Astronomy magazine writer wins science journalism award

Frequent contributor Michael Carroll wins for his August 2011 Astronomy article, "Storm warning."
By | Published: June 18, 2012 | Last updated on May 18, 2023

The Division for Planetary Sciences of the American Astronomical Society has awarded the 2012 Jonathan Eberhart Planetary Sciences Journalism Award to Michael Carroll.
In his winning entry, “Storm warning,” from Astronomy magazine’s August 2011 issue, Michael expertly explains weather phenomena that occur on the solar system’s planets in language that any “armchair astronomer” can understand. He is also a frequent contributor to Astronomy. Michael’s recent articles include “Tour our wet solar system” in the July 2012 issue (currently on newsstands) and “Titan: What we’ve learned about a strange new world” in the March 2010 issue.
Michael is a science journalist, astronomical artist, and children’s book author. He grew up in Colorado, where his father was an engineer with the space program through Martin Marietta (now Lockheed Martin). His father was involved in early planetary probe studies for Venus, Titan, and other targets, and this connection to astronomy influenced Michael at a young age. “I always was fascinated by the bright pinpoints of light out there that were actually entire worlds to be explored,” says Michael.

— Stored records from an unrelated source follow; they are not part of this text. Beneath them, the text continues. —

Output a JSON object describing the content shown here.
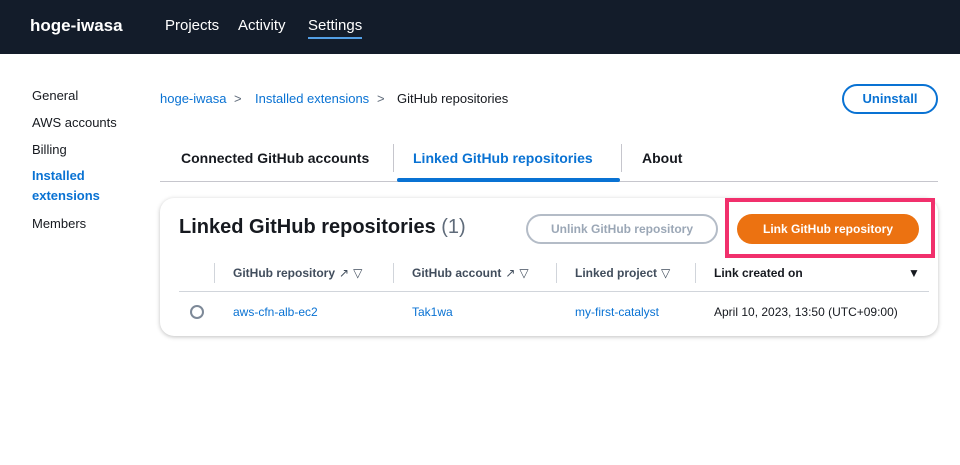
{
  "header": {
    "brand": "hoge-iwasa",
    "nav": [
      "Projects",
      "Activity",
      "Settings"
    ]
  },
  "sidebar": {
    "items": [
      "General",
      "AWS accounts",
      "Billing",
      "Installed",
      "extensions",
      "Members"
    ]
  },
  "breadcrumb": [
    "hoge-iwasa",
    "Installed extensions",
    "GitHub repositories"
  ],
  "uninstall_label": "Uninstall",
  "tabs": [
    "Connected GitHub accounts",
    "Linked GitHub repositories",
    "About"
  ],
  "panel": {
    "title": "Linked GitHub repositories",
    "count": "(1)",
    "unlink_label": "Unlink GitHub repository",
    "link_label": "Link GitHub repository",
    "columns": [
      "GitHub repository",
      "GitHub account",
      "Linked project",
      "Link created on"
    ],
    "rows": [
      {
        "repo": "aws-cfn-alb-ec2",
        "account": "Tak1wa",
        "project": "my-first-catalyst",
        "created": "April 10, 2023, 13:50 (UTC+09:00)"
      }
    ]
  }
}
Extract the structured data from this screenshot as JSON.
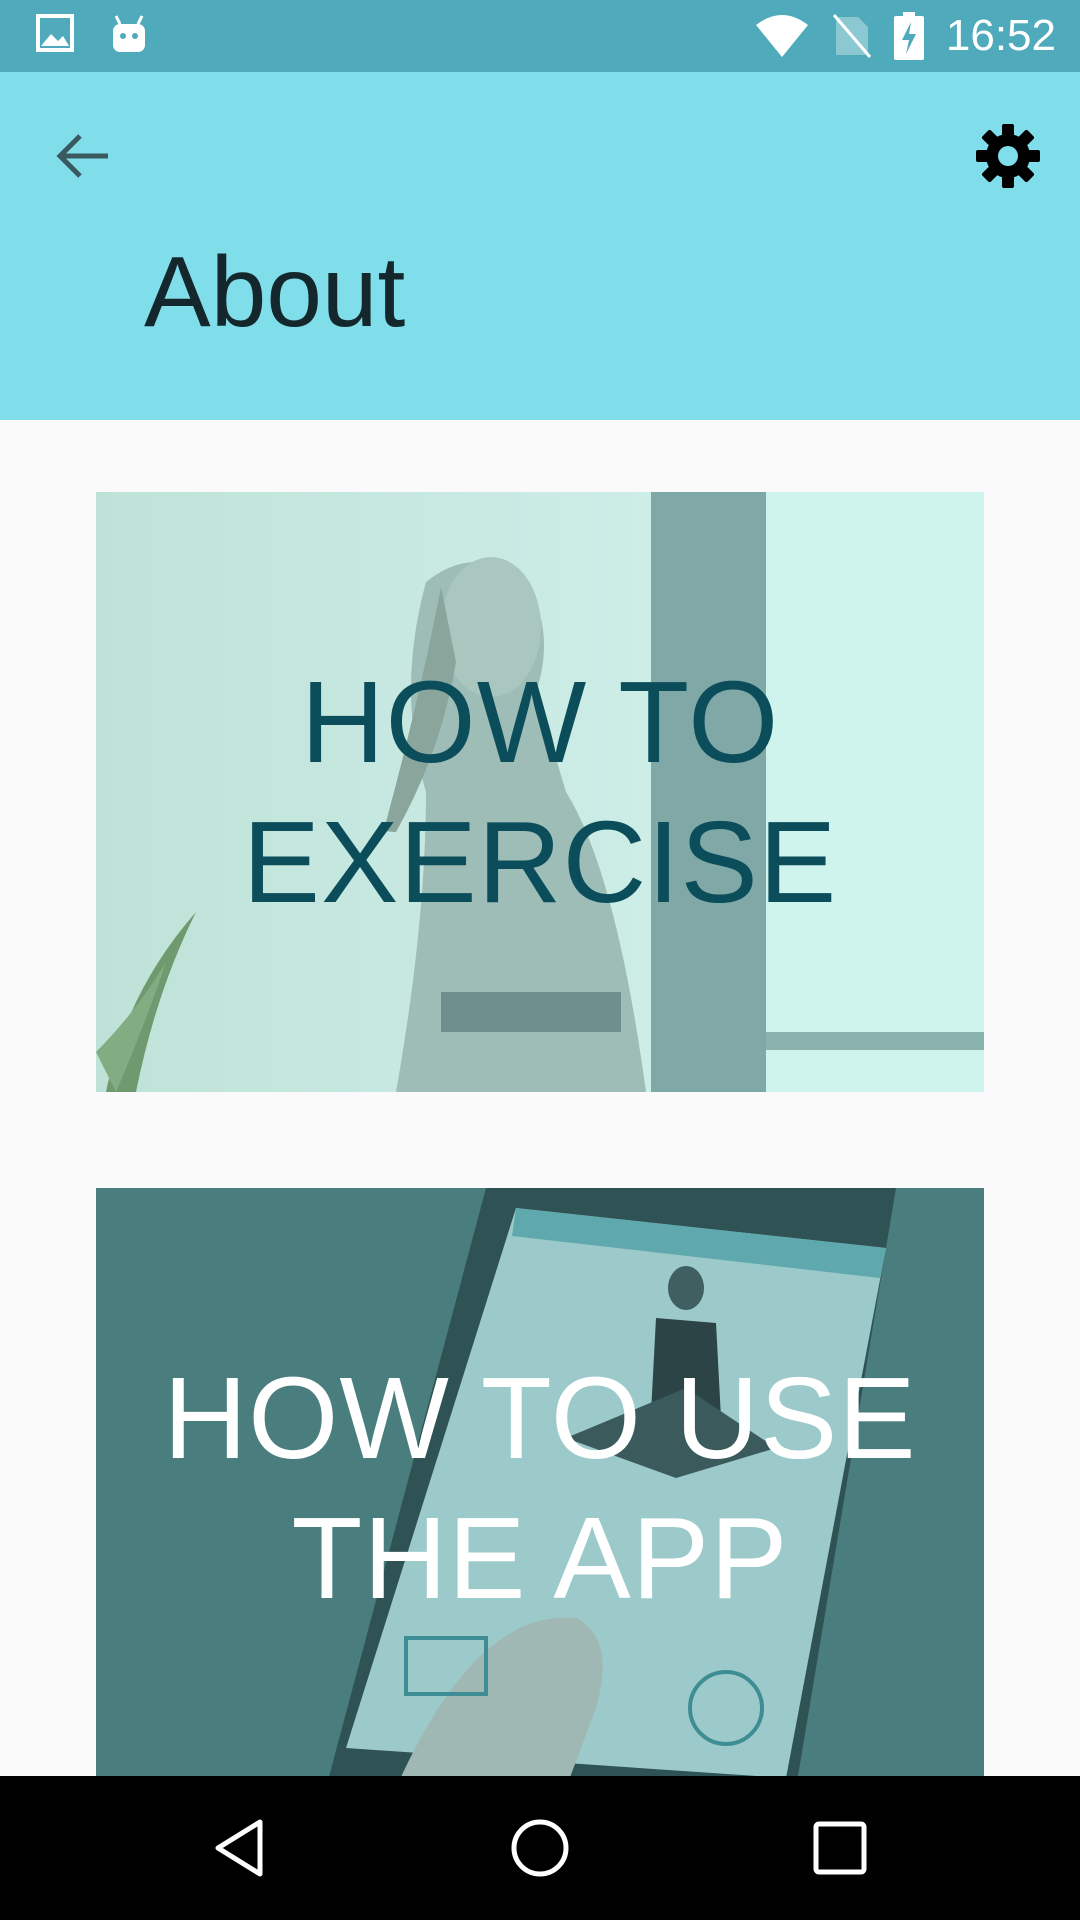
{
  "status_bar": {
    "time": "16:52",
    "icons": [
      "image-notification-icon",
      "android-notification-icon",
      "wifi-icon",
      "no-sim-icon",
      "battery-charging-icon"
    ]
  },
  "app_bar": {
    "title": "About",
    "back_icon": "arrow-back-icon",
    "settings_icon": "gear-icon",
    "background": "#80deea"
  },
  "cards": [
    {
      "label": "HOW TO\nEXERCISE",
      "image": "woman-stretching-photo"
    },
    {
      "label": "HOW TO USE\nTHE APP",
      "image": "phone-app-photo"
    }
  ],
  "nav_bar": {
    "icons": [
      "back-triangle-icon",
      "home-circle-icon",
      "recents-square-icon"
    ]
  }
}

He fell in love with the images returned to Earth from the Rangers, Lunas and Surveyors, the Apollo astronauts, the Mariners, Vikings and Voyagers, and began to paint these worlds at the age of 11. He is a Fellow and founding member of the International Association for the Astronomical Arts.
Michael earned his Bachelor of Fine Arts from Colorado State. He later realized that to create a good piece of astronomical art, one must do the same kind of research it takes to write a good article. And so he began to write about, in addition to illustrating, astronomical worlds. Michael has authored more than 20 books and many more articles in magazines such as Astronomy, Popular Science, Astronomy Now (UK), Sky & Telescope, Clubhouse, and Odyssey.
Michael resides in Colorado with his wife and two children.